*** Begin section ***

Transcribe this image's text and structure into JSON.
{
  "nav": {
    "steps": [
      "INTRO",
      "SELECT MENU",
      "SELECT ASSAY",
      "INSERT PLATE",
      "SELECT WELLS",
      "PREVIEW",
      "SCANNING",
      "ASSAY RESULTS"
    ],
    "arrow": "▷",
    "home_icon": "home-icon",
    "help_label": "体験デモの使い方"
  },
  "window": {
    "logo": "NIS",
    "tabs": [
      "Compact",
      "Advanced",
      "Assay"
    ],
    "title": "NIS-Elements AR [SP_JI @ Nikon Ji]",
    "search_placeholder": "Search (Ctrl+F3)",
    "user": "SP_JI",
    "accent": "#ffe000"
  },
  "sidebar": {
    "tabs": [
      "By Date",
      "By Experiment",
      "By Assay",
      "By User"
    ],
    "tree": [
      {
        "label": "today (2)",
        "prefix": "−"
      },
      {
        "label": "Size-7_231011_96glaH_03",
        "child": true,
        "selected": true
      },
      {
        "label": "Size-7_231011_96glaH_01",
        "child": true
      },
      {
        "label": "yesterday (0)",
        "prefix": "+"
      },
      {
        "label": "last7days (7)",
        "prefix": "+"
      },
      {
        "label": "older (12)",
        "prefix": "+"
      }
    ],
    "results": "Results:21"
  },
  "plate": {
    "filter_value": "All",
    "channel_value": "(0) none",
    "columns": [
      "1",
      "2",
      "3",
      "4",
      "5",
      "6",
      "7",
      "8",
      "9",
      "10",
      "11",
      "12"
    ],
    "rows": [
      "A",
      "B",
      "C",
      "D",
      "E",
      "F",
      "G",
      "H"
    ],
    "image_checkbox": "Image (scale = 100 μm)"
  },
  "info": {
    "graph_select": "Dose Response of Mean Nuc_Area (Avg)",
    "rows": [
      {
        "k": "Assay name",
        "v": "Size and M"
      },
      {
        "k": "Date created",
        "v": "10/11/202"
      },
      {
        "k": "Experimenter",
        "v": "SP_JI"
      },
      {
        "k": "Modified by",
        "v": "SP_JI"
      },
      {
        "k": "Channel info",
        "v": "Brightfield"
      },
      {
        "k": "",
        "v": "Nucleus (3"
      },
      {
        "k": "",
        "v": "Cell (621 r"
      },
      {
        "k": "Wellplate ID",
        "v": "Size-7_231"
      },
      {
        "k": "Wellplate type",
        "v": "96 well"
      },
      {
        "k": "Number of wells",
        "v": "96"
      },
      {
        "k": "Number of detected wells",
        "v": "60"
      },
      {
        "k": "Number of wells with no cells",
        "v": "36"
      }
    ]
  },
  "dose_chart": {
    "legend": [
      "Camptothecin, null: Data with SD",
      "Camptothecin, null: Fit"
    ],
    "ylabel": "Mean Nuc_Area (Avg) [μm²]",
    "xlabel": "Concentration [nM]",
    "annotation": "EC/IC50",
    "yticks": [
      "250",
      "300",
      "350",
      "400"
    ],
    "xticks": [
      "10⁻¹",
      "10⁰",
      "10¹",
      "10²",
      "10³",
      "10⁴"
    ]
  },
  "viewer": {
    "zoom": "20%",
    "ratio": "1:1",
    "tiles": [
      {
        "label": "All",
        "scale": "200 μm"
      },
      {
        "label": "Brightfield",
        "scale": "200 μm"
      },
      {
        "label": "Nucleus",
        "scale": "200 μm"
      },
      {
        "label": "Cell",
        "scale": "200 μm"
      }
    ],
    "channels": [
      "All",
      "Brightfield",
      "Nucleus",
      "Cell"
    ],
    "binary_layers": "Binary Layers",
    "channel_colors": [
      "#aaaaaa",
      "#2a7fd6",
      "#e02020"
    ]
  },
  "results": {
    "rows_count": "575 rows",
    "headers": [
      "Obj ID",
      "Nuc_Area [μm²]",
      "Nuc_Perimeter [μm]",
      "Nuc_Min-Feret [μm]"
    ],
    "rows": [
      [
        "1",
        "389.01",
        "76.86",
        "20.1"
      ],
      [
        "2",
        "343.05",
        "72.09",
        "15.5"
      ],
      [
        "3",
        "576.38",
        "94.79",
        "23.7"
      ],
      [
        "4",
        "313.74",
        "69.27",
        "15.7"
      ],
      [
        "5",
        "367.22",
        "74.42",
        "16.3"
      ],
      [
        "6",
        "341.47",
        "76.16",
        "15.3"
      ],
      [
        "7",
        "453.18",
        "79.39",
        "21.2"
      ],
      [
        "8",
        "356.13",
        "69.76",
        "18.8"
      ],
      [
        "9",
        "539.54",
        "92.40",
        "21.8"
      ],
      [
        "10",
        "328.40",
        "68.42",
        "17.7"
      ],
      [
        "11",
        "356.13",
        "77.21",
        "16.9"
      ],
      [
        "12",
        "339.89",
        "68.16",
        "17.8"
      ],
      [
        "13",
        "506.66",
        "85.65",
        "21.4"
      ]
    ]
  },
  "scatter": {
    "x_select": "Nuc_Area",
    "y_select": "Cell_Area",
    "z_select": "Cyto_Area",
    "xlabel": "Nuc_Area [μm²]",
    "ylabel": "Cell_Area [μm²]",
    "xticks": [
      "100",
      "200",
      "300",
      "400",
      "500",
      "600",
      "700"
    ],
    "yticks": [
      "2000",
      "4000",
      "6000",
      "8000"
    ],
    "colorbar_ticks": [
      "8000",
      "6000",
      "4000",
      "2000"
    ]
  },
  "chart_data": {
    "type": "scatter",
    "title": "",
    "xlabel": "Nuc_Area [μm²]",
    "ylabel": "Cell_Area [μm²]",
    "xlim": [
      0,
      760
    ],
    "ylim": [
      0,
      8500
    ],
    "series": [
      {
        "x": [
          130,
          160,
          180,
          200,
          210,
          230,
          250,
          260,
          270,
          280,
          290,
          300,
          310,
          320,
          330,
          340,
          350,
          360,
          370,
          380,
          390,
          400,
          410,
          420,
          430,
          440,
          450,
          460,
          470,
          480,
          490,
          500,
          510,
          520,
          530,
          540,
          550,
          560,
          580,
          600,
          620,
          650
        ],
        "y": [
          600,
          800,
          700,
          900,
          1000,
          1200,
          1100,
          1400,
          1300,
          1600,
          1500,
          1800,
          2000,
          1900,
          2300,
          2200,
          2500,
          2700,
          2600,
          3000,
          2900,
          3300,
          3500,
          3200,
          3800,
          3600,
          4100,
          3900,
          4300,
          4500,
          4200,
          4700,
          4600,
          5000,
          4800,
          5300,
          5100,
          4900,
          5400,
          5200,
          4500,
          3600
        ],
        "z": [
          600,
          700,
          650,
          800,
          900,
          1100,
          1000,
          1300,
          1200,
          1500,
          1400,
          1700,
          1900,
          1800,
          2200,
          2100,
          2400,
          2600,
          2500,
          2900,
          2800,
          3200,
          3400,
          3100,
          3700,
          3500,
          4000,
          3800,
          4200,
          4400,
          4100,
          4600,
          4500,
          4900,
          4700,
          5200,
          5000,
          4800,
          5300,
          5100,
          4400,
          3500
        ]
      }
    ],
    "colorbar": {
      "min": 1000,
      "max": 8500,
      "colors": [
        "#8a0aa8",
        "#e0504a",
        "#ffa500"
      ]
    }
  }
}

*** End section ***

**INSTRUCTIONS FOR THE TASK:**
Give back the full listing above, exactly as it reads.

**WRITTEN ANSWER:**
Transcribe this image's text and structure into JSON.
{
  "nav": {
    "steps": [
      "INTRO",
      "SELECT MENU",
      "SELECT ASSAY",
      "INSERT PLATE",
      "SELECT WELLS",
      "PREVIEW",
      "SCANNING",
      "ASSAY RESULTS"
    ],
    "arrow": "▷",
    "home_icon": "home-icon",
    "help_label": "体験デモの使い方"
  },
  "window": {
    "logo": "NIS",
    "tabs": [
      "Compact",
      "Advanced",
      "Assay"
    ],
    "title": "NIS-Elements AR [SP_JI @ Nikon Ji]",
    "search_placeholder": "Search (Ctrl+F3)",
    "user": "SP_JI",
    "accent": "#ffe000"
  },
  "sidebar": {
    "tabs": [
      "By Date",
      "By Experiment",
      "By Assay",
      "By User"
    ],
    "tree": [
      {
        "label": "today (2)",
        "prefix": "−"
      },
      {
        "label": "Size-7_231011_96glaH_03",
        "child": true,
        "selected": true
      },
      {
        "label": "Size-7_231011_96glaH_01",
        "child": true
      },
      {
        "label": "yesterday (0)",
        "prefix": "+"
      },
      {
        "label": "last7days (7)",
        "prefix": "+"
      },
      {
        "label": "older (12)",
        "prefix": "+"
      }
    ],
    "results": "Results:21"
  },
  "plate": {
    "filter_value": "All",
    "channel_value": "(0) none",
    "columns": [
      "1",
      "2",
      "3",
      "4",
      "5",
      "6",
      "7",
      "8",
      "9",
      "10",
      "11",
      "12"
    ],
    "rows": [
      "A",
      "B",
      "C",
      "D",
      "E",
      "F",
      "G",
      "H"
    ],
    "image_checkbox": "Image (scale = 100 μm)"
  },
  "info": {
    "graph_select": "Dose Response of Mean Nuc_Area (Avg)",
    "rows": [
      {
        "k": "Assay name",
        "v": "Size and M"
      },
      {
        "k": "Date created",
        "v": "10/11/202"
      },
      {
        "k": "Experimenter",
        "v": "SP_JI"
      },
      {
        "k": "Modified by",
        "v": "SP_JI"
      },
      {
        "k": "Channel info",
        "v": "Brightfield"
      },
      {
        "k": "",
        "v": "Nucleus (3"
      },
      {
        "k": "",
        "v": "Cell (621 r"
      },
      {
        "k": "Wellplate ID",
        "v": "Size-7_231"
      },
      {
        "k": "Wellplate type",
        "v": "96 well"
      },
      {
        "k": "Number of wells",
        "v": "96"
      },
      {
        "k": "Number of detected wells",
        "v": "60"
      },
      {
        "k": "Number of wells with no cells",
        "v": "36"
      }
    ]
  },
  "dose_chart": {
    "legend": [
      "Camptothecin, null: Data with SD",
      "Camptothecin, null: Fit"
    ],
    "ylabel": "Mean Nuc_Area (Avg) [μm²]",
    "xlabel": "Concentration [nM]",
    "annotation": "EC/IC50",
    "yticks": [
      "250",
      "300",
      "350",
      "400"
    ],
    "xticks": [
      "10⁻¹",
      "10⁰",
      "10¹",
      "10²",
      "10³",
      "10⁴"
    ]
  },
  "viewer": {
    "zoom": "20%",
    "ratio": "1:1",
    "tiles": [
      {
        "label": "All",
        "scale": "200 μm"
      },
      {
        "label": "Brightfield",
        "scale": "200 μm"
      },
      {
        "label": "Nucleus",
        "scale": "200 μm"
      },
      {
        "label": "Cell",
        "scale": "200 μm"
      }
    ],
    "channels": [
      "All",
      "Brightfield",
      "Nucleus",
      "Cell"
    ],
    "binary_layers": "Binary Layers",
    "channel_colors": [
      "#aaaaaa",
      "#2a7fd6",
      "#e02020"
    ]
  },
  "results": {
    "rows_count": "575 rows",
    "headers": [
      "Obj ID",
      "Nuc_Area [μm²]",
      "Nuc_Perimeter [μm]",
      "Nuc_Min-Feret [μm]"
    ],
    "rows": [
      [
        "1",
        "389.01",
        "76.86",
        "20.1"
      ],
      [
        "2",
        "343.05",
        "72.09",
        "15.5"
      ],
      [
        "3",
        "576.38",
        "94.79",
        "23.7"
      ],
      [
        "4",
        "313.74",
        "69.27",
        "15.7"
      ],
      [
        "5",
        "367.22",
        "74.42",
        "16.3"
      ],
      [
        "6",
        "341.47",
        "76.16",
        "15.3"
      ],
      [
        "7",
        "453.18",
        "79.39",
        "21.2"
      ],
      [
        "8",
        "356.13",
        "69.76",
        "18.8"
      ],
      [
        "9",
        "539.54",
        "92.40",
        "21.8"
      ],
      [
        "10",
        "328.40",
        "68.42",
        "17.7"
      ],
      [
        "11",
        "356.13",
        "77.21",
        "16.9"
      ],
      [
        "12",
        "339.89",
        "68.16",
        "17.8"
      ],
      [
        "13",
        "506.66",
        "85.65",
        "21.4"
      ]
    ]
  },
  "scatter": {
    "x_select": "Nuc_Area",
    "y_select": "Cell_Area",
    "z_select": "Cyto_Area",
    "xlabel": "Nuc_Area [μm²]",
    "ylabel": "Cell_Area [μm²]",
    "xticks": [
      "100",
      "200",
      "300",
      "400",
      "500",
      "600",
      "700"
    ],
    "yticks": [
      "2000",
      "4000",
      "6000",
      "8000"
    ],
    "colorbar_ticks": [
      "8000",
      "6000",
      "4000",
      "2000"
    ]
  },
  "chart_data": {
    "type": "scatter",
    "title": "",
    "xlabel": "Nuc_Area [μm²]",
    "ylabel": "Cell_Area [μm²]",
    "xlim": [
      0,
      760
    ],
    "ylim": [
      0,
      8500
    ],
    "series": [
      {
        "x": [
          130,
          160,
          180,
          200,
          210,
          230,
          250,
          260,
          270,
          280,
          290,
          300,
          310,
          320,
          330,
          340,
          350,
          360,
          370,
          380,
          390,
          400,
          410,
          420,
          430,
          440,
          450,
          460,
          470,
          480,
          490,
          500,
          510,
          520,
          530,
          540,
          550,
          560,
          580,
          600,
          620,
          650
        ],
        "y": [
          600,
          800,
          700,
          900,
          1000,
          1200,
          1100,
          1400,
          1300,
          1600,
          1500,
          1800,
          2000,
          1900,
          2300,
          2200,
          2500,
          2700,
          2600,
          3000,
          2900,
          3300,
          3500,
          3200,
          3800,
          3600,
          4100,
          3900,
          4300,
          4500,
          4200,
          4700,
          4600,
          5000,
          4800,
          5300,
          5100,
          4900,
          5400,
          5200,
          4500,
          3600
        ],
        "z": [
          600,
          700,
          650,
          800,
          900,
          1100,
          1000,
          1300,
          1200,
          1500,
          1400,
          1700,
          1900,
          1800,
          2200,
          2100,
          2400,
          2600,
          2500,
          2900,
          2800,
          3200,
          3400,
          3100,
          3700,
          3500,
          4000,
          3800,
          4200,
          4400,
          4100,
          4600,
          4500,
          4900,
          4700,
          5200,
          5000,
          4800,
          5300,
          5100,
          4400,
          3500
        ]
      }
    ],
    "colorbar": {
      "min": 1000,
      "max": 8500,
      "colors": [
        "#8a0aa8",
        "#e0504a",
        "#ffa500"
      ]
    }
  }
}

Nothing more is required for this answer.